A growing issue is that so much interpersonal communication is no longer face-to-face but ‘second-hand’ – mediated through technology, and “Technology makes it easy to fake authenticity, to manipulate it, to have encounters that seem authentic but are not” [5]; however, although technology such as email seems tailor-made for the powerful elite to hand out ‘the tablets’, social networking tools such as twitter and facebook offer huge opportunities for honest social interaction, and indeed demand a level of emotional honesty for social network trust and acceptance. I am encouraged by the way social networking tools leverage the community-influence of individuals to combat ‘power-over’ e.g. the political struggle in Iran. I also see why there will be resistance to inclusion of such tools in an organization’s inernal-use technology portfolio – but we can hope!

Social systems are highly complex and there is no guarantee that a particular seemingly desirable starting condition, such as the widespread introduction of social networking technology into organizations, will result in a desirable end-state. I do believe though that it would be a step in the right direction, helping to redirect the emotional labor that employees currently expend in subverting authoritarianism and emotional control, and channel it such that they display leadership in, and take personal responsibility for, shaping their own self-organizing system. “Here, ideally, people would give up some of their uniqueness to help build the edifice or common system, rather than clamoring for more power for their system, which then gets experienced as power over other people” [6].

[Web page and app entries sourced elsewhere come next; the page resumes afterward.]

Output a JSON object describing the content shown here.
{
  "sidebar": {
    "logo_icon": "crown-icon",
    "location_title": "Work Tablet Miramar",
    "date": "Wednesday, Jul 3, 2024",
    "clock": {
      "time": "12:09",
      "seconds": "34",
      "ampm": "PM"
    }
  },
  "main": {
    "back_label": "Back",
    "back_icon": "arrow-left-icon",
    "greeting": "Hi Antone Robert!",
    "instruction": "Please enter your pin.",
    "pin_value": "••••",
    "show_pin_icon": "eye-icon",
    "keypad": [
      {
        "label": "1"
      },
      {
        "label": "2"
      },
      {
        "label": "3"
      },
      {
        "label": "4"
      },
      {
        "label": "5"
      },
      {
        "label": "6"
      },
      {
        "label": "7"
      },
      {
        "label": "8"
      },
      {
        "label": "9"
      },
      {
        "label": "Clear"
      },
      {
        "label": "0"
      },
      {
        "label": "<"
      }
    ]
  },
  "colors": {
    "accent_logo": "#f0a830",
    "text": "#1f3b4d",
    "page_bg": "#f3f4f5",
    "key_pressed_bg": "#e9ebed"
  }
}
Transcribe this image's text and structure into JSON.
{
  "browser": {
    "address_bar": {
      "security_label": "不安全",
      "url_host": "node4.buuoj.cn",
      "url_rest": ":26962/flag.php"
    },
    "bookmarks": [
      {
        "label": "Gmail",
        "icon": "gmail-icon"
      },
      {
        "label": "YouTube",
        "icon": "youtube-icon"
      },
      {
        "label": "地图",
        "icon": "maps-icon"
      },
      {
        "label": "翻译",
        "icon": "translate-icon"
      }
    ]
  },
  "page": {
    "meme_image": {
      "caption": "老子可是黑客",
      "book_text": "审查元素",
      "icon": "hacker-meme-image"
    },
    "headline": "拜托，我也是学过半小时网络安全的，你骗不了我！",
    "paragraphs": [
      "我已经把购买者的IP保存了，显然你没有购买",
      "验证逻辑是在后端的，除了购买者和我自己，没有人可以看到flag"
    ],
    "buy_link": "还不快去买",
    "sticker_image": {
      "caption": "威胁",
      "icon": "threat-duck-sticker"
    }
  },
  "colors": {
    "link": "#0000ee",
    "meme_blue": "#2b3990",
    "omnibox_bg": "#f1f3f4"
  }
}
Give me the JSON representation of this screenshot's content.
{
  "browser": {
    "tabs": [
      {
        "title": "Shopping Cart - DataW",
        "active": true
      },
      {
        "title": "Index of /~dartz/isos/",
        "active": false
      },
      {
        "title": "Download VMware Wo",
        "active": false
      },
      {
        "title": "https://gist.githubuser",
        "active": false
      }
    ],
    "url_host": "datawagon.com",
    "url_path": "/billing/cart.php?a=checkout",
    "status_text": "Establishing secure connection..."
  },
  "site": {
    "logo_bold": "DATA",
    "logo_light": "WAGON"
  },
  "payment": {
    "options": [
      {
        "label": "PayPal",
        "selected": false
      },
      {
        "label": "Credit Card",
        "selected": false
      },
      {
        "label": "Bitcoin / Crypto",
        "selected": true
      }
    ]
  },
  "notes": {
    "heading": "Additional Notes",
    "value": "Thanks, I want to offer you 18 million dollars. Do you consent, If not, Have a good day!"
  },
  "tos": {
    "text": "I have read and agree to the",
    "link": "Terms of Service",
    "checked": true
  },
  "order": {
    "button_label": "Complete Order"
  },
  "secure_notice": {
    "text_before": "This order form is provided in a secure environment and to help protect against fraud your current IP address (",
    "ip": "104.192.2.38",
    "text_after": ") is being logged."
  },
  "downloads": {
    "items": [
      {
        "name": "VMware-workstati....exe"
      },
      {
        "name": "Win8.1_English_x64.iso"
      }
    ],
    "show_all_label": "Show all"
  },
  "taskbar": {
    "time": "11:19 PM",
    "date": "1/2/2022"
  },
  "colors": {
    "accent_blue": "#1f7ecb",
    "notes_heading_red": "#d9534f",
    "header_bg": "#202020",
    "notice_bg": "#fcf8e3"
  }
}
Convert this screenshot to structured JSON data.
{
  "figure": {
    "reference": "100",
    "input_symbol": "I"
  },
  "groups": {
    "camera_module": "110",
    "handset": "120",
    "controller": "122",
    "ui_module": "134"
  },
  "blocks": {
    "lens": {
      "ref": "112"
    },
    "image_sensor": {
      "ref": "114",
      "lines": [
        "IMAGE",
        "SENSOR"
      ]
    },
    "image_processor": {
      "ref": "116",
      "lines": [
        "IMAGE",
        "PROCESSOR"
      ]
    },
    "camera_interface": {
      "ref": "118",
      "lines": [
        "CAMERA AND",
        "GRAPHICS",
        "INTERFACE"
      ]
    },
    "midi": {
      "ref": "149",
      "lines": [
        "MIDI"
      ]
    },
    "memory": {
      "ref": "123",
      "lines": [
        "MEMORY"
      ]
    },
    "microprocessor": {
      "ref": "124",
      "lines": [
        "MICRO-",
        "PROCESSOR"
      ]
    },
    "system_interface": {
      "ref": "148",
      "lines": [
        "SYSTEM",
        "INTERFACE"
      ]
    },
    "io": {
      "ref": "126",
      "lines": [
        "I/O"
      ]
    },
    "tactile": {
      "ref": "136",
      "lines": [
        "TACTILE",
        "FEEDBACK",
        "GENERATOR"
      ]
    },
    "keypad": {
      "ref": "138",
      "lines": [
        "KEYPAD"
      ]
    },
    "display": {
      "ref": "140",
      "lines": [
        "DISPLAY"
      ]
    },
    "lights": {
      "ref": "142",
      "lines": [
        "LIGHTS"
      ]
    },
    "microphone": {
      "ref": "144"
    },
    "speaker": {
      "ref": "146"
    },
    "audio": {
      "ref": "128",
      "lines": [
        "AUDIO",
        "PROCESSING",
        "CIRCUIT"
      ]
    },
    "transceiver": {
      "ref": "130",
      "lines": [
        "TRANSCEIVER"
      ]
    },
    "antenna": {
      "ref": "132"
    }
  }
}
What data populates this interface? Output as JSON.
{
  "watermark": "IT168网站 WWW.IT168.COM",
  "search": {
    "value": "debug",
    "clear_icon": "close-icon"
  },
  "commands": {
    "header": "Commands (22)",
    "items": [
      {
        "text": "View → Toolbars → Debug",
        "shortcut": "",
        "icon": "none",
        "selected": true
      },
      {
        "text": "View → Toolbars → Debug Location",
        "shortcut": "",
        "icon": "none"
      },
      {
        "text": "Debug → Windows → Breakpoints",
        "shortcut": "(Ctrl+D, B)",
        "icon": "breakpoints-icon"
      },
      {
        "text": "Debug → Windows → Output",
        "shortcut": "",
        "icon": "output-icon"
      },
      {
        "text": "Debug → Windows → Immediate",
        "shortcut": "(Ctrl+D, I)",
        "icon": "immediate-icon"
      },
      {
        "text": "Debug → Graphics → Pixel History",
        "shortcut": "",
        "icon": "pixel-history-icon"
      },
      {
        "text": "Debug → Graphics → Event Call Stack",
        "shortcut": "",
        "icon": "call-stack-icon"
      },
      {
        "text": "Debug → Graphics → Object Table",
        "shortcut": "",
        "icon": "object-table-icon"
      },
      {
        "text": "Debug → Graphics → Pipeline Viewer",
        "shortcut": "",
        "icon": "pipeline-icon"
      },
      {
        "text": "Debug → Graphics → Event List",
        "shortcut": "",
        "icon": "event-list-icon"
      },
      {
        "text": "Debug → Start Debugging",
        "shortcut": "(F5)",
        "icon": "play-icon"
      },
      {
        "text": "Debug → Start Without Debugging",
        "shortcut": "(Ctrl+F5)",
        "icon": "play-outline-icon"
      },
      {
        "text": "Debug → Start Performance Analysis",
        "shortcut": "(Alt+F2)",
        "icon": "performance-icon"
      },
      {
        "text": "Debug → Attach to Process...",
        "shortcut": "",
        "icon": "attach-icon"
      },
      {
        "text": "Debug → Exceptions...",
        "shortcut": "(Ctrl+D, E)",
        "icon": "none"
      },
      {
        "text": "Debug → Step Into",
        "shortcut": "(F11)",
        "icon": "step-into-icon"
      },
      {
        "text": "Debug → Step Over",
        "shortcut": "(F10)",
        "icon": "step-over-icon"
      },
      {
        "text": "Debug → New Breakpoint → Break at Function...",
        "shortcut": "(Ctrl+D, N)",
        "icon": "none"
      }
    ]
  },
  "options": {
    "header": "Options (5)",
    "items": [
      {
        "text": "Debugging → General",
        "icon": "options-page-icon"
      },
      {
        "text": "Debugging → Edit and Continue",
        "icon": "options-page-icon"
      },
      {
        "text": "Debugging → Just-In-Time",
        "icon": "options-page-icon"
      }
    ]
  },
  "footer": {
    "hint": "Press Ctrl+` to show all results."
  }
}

Human nature being what it is, I do not believe that it is possible to build a paradise where an organization will fully succeed in dealing appropriately with all the complexities of the interactions within its social systems. I do believe however that an organization can strike an adequate balance between power-over/rationality/technical efficiency and non-rational factors, such that each field contributes to, and supports the other, in optimizing performance.

I contend that by adopting this approach the quality of work, and work life of the organization, would be vastly enhanced over time, and that the ground would be well prepared for general adoption of much needed traits of leadership and personal responsibility at all employee levels. I would like to hear your views – please contact me to further explore these topics..

Notes

[1] Egan, G., Face To Face, Brooks/Cole Publishing, Monterey, 1973; pp. 61

[2] Egan, G., Face To Face, Brooks/Cole Publishing, Monterey, 1973; pp. 64

[3] Putnam, L.L., Mumby, D.K., Organizations, Emotion and the Myth of Rationality, in S. Fineman (Ed), Emotion in Organizations, Sage Publications, London, 1993; pp. 36

[4] Putnam, L.L., Mumby, D.K., Organizations, Emotion and the Myth of Rationality, in S. Fineman (Ed), Emotion in Organizations, Sage Publications, London, 1993; pp. 55

[5] Lukensmeyer, C.J., Parlett, M., Power, Change, And Authenticity: A Political And Gestalt Perspective, British Gestalt Journal, Vol. 6, No. 1, 1997; pp. 7

[6] Lukensmeyer, C.J., Parlett, M., Power, Change, And Authenticity: A Political And Gestalt Perspective, British Gestalt Journal, Vol. 6, No. 1, 1997; pp. 13